§ **Activity**
State how many lines in the material hold the string "title"; nothing besides that number is expected.

§ **Data shown**
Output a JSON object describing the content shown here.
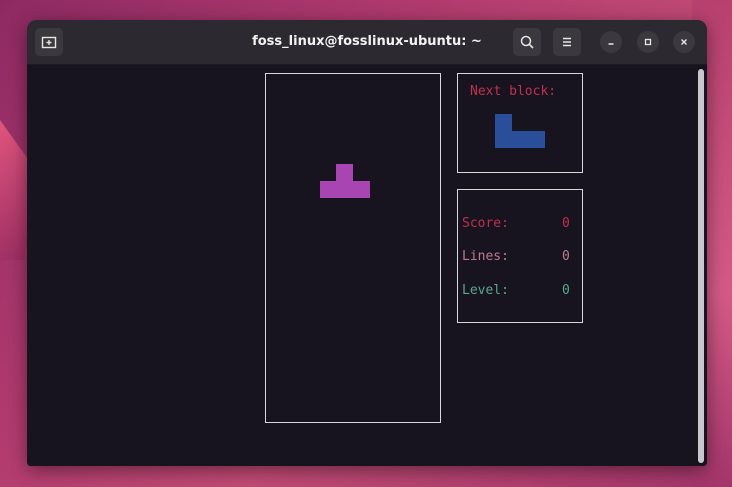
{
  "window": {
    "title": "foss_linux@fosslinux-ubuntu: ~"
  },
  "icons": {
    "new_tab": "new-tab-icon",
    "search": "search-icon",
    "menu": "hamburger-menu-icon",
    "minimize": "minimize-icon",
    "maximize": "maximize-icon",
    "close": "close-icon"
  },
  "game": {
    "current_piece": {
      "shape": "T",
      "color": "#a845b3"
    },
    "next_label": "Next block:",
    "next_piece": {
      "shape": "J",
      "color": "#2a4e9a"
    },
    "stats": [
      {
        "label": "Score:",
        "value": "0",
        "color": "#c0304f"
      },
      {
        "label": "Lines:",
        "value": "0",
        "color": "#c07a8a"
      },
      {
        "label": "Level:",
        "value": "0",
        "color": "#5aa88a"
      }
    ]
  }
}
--
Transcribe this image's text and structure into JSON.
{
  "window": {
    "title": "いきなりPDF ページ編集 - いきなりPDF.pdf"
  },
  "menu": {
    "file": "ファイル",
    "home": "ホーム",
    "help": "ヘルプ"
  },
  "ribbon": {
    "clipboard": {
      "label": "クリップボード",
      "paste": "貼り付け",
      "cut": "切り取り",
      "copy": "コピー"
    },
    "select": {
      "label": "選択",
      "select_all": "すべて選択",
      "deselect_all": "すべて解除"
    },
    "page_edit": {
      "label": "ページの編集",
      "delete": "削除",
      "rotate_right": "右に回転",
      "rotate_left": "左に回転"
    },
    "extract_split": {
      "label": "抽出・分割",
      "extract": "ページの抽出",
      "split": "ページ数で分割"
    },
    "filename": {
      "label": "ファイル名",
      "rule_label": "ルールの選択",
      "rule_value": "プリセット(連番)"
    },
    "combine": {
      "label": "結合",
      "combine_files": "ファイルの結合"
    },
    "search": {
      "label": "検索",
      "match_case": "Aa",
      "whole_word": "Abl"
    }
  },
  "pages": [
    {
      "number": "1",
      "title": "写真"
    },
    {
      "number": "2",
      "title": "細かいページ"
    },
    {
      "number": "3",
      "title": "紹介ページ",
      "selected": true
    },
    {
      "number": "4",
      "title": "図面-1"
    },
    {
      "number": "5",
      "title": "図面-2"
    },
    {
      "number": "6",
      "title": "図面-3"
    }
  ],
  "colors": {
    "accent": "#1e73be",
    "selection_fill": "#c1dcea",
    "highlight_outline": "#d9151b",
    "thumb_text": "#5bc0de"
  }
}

§ **Answer to this exercise**
8